The data that follows should be copied out exactly.
[Opening Available data section]
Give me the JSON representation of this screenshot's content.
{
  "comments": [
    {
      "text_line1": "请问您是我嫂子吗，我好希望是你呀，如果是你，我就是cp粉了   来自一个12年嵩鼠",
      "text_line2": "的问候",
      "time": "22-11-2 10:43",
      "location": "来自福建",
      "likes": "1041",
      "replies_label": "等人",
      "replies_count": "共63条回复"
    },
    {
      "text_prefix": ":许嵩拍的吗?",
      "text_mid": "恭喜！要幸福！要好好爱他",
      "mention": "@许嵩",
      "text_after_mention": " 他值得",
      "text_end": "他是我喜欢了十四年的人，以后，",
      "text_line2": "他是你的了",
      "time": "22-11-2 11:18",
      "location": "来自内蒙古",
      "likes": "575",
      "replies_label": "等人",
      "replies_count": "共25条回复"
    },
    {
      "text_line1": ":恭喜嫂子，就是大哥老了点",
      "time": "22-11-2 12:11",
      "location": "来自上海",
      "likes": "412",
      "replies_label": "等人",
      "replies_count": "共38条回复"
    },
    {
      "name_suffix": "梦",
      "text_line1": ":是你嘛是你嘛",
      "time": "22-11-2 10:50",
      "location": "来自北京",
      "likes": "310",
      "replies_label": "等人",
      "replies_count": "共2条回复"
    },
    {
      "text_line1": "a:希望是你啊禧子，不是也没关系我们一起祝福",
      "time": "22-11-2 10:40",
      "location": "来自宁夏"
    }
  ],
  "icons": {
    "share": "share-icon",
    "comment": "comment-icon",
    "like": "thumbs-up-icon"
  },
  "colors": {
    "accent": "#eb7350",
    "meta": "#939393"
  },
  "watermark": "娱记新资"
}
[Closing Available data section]
Solution to this task >>
Give me the JSON representation of this screenshot's content.
{
  "comments": [
    {
      "text_line1": "请问您是我嫂子吗，我好希望是你呀，如果是你，我就是cp粉了   来自一个12年嵩鼠",
      "text_line2": "的问候",
      "time": "22-11-2 10:43",
      "location": "来自福建",
      "likes": "1041",
      "replies_label": "等人",
      "replies_count": "共63条回复"
    },
    {
      "text_prefix": ":许嵩拍的吗?",
      "text_mid": "恭喜！要幸福！要好好爱他",
      "mention": "@许嵩",
      "text_after_mention": " 他值得",
      "text_end": "他是我喜欢了十四年的人，以后，",
      "text_line2": "他是你的了",
      "time": "22-11-2 11:18",
      "location": "来自内蒙古",
      "likes": "575",
      "replies_label": "等人",
      "replies_count": "共25条回复"
    },
    {
      "text_line1": ":恭喜嫂子，就是大哥老了点",
      "time": "22-11-2 12:11",
      "location": "来自上海",
      "likes": "412",
      "replies_label": "等人",
      "replies_count": "共38条回复"
    },
    {
      "name_suffix": "梦",
      "text_line1": ":是你嘛是你嘛",
      "time": "22-11-2 10:50",
      "location": "来自北京",
      "likes": "310",
      "replies_label": "等人",
      "replies_count": "共2条回复"
    },
    {
      "text_line1": "a:希望是你啊禧子，不是也没关系我们一起祝福",
      "time": "22-11-2 10:40",
      "location": "来自宁夏"
    }
  ],
  "icons": {
    "share": "share-icon",
    "comment": "comment-icon",
    "like": "thumbs-up-icon"
  },
  "colors": {
    "accent": "#eb7350",
    "meta": "#939393"
  },
  "watermark": "娱记新资"
}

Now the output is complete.